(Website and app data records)
=== Begin Enclosure ===
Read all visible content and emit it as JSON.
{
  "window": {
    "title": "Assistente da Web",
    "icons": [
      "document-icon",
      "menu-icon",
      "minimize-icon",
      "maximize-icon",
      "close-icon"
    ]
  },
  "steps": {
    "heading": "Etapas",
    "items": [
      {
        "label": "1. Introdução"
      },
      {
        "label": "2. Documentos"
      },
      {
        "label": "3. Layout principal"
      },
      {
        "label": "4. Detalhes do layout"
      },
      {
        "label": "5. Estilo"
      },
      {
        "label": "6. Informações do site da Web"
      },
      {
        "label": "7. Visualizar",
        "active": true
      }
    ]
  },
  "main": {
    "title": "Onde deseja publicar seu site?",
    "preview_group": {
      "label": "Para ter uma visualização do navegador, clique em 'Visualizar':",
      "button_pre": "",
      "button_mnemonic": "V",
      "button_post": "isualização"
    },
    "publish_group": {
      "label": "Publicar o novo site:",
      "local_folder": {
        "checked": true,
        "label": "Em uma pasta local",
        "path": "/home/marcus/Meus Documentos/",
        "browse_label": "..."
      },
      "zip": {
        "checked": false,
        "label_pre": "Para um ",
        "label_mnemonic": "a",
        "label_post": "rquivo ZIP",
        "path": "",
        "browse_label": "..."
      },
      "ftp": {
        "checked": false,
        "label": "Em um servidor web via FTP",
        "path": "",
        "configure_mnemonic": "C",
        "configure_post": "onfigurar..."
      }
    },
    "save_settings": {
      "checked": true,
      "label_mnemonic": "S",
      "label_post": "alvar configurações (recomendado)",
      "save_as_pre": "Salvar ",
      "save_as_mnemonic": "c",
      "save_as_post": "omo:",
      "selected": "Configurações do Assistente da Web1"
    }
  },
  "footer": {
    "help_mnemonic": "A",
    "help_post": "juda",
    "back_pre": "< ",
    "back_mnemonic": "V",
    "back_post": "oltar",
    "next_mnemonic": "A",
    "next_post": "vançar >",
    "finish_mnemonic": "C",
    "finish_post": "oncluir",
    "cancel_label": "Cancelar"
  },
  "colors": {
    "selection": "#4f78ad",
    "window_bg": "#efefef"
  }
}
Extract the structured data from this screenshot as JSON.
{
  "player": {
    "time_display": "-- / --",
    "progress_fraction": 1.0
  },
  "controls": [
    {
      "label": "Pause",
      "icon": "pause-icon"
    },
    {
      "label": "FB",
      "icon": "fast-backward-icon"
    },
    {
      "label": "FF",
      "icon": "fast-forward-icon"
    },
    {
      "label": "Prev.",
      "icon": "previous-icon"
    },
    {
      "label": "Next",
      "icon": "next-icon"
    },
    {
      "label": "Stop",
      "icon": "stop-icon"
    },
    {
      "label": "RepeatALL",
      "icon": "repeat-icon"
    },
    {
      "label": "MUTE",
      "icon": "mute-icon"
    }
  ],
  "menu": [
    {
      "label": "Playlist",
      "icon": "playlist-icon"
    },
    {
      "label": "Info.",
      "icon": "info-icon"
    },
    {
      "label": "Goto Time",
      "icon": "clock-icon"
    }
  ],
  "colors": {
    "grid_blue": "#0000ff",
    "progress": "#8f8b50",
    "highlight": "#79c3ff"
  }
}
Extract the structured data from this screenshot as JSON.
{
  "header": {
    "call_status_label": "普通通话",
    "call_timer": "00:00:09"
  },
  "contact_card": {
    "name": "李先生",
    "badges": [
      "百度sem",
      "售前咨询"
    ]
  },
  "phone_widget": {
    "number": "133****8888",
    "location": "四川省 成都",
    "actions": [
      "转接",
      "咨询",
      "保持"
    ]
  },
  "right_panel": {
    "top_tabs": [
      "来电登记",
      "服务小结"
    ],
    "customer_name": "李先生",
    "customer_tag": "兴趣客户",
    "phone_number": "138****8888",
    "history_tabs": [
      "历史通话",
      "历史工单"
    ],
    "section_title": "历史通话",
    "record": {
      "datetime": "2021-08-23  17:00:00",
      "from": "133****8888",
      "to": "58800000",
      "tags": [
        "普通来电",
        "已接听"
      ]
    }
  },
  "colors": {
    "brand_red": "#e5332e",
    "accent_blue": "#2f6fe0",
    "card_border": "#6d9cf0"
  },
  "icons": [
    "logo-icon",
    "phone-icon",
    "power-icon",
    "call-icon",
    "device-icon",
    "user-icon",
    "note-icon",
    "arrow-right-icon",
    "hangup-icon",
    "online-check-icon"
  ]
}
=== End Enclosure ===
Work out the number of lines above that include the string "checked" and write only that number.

4